#### Exercise description:
What is the number of lines in the data below that contain "screenshot"? Reply with the number only.

[Stored entries]

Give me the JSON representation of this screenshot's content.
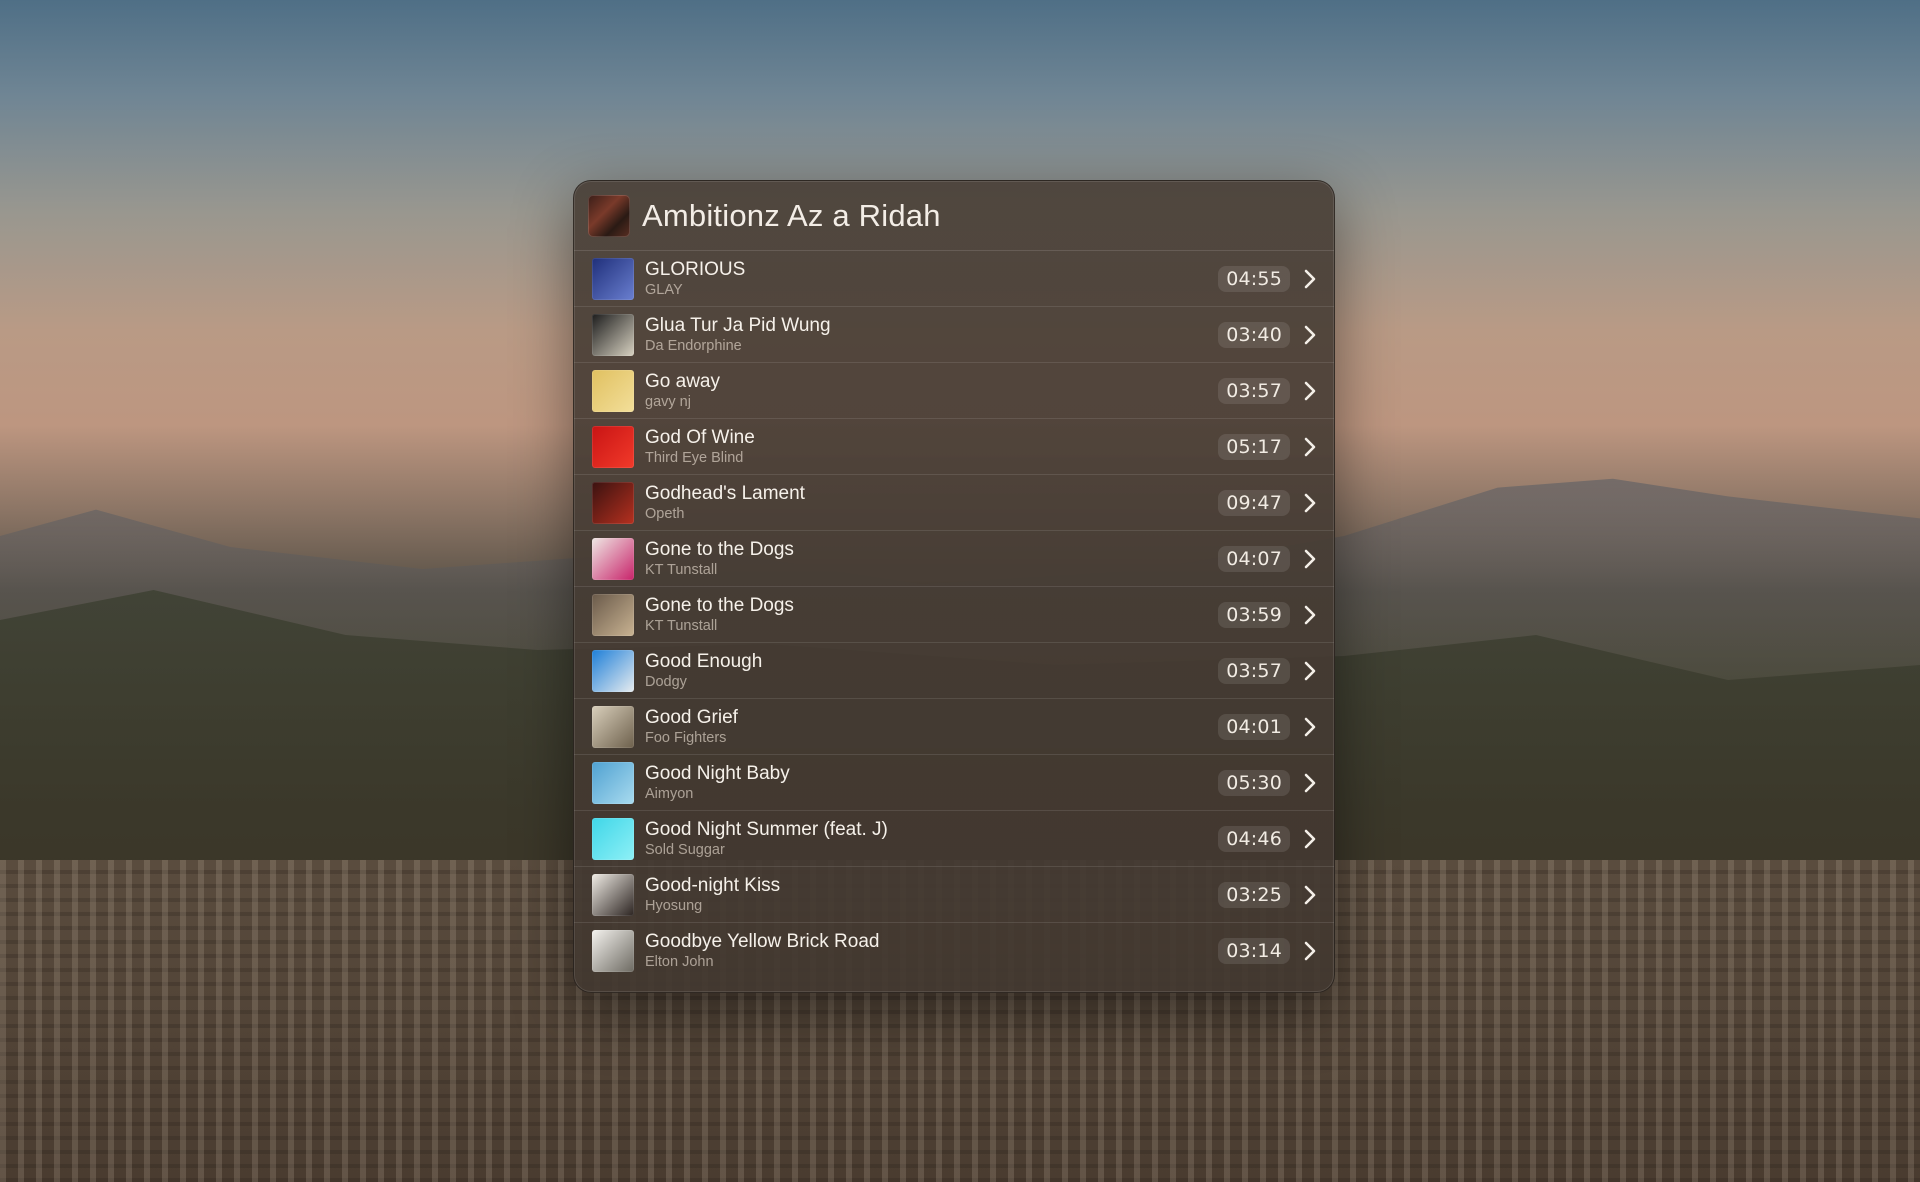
{
  "album": {
    "title": "Ambitionz Az a Ridah"
  },
  "icons": {
    "row_action": "chevron-right-icon"
  },
  "tracks": [
    {
      "title": "GLORIOUS",
      "artist": "GLAY",
      "duration": "04:55",
      "art_colors": [
        "#1f2f7a",
        "#6a7fd0"
      ]
    },
    {
      "title": "Glua Tur Ja Pid Wung",
      "artist": "Da Endorphine",
      "duration": "03:40",
      "art_colors": [
        "#1c1c1c",
        "#d8d2c2"
      ]
    },
    {
      "title": "Go away",
      "artist": "gavy nj",
      "duration": "03:57",
      "art_colors": [
        "#e0c060",
        "#f3df9a"
      ]
    },
    {
      "title": "God Of Wine",
      "artist": "Third Eye Blind",
      "duration": "05:17",
      "art_colors": [
        "#c81414",
        "#f23a2a"
      ]
    },
    {
      "title": "Godhead's Lament",
      "artist": "Opeth",
      "duration": "09:47",
      "art_colors": [
        "#3a1210",
        "#b6301f"
      ]
    },
    {
      "title": "Gone to the Dogs",
      "artist": "KT Tunstall",
      "duration": "04:07",
      "art_colors": [
        "#efe8e4",
        "#c8236a"
      ]
    },
    {
      "title": "Gone to the Dogs",
      "artist": "KT Tunstall",
      "duration": "03:59",
      "art_colors": [
        "#6a5a4a",
        "#c9b392"
      ]
    },
    {
      "title": "Good Enough",
      "artist": "Dodgy",
      "duration": "03:57",
      "art_colors": [
        "#1e7fd8",
        "#e7ecef"
      ]
    },
    {
      "title": "Good Grief",
      "artist": "Foo Fighters",
      "duration": "04:01",
      "art_colors": [
        "#d9cfbb",
        "#6d604c"
      ]
    },
    {
      "title": "Good Night Baby",
      "artist": "Aimyon",
      "duration": "05:30",
      "art_colors": [
        "#4fa1d1",
        "#a9dbef"
      ]
    },
    {
      "title": "Good Night Summer (feat. J)",
      "artist": "Sold Suggar",
      "duration": "04:46",
      "art_colors": [
        "#3fd6e8",
        "#8ef0f6"
      ]
    },
    {
      "title": "Good-night Kiss",
      "artist": "Hyosung",
      "duration": "03:25",
      "art_colors": [
        "#f1ede6",
        "#2b2320"
      ]
    },
    {
      "title": "Goodbye Yellow Brick Road",
      "artist": "Elton John",
      "duration": "03:14",
      "art_colors": [
        "#f4f2ee",
        "#6d6a62"
      ]
    }
  ]
}
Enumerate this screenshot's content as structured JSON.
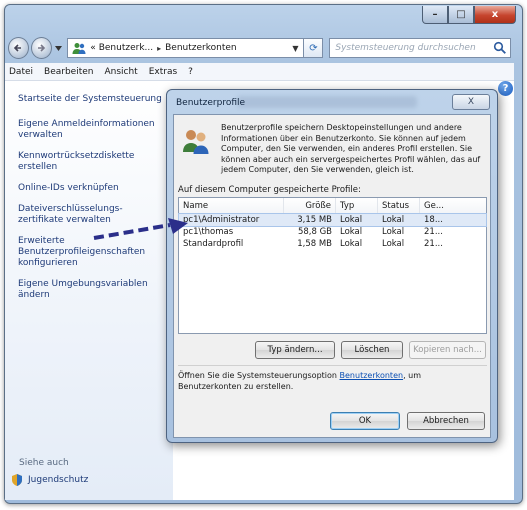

#### Solution to this exercise:
2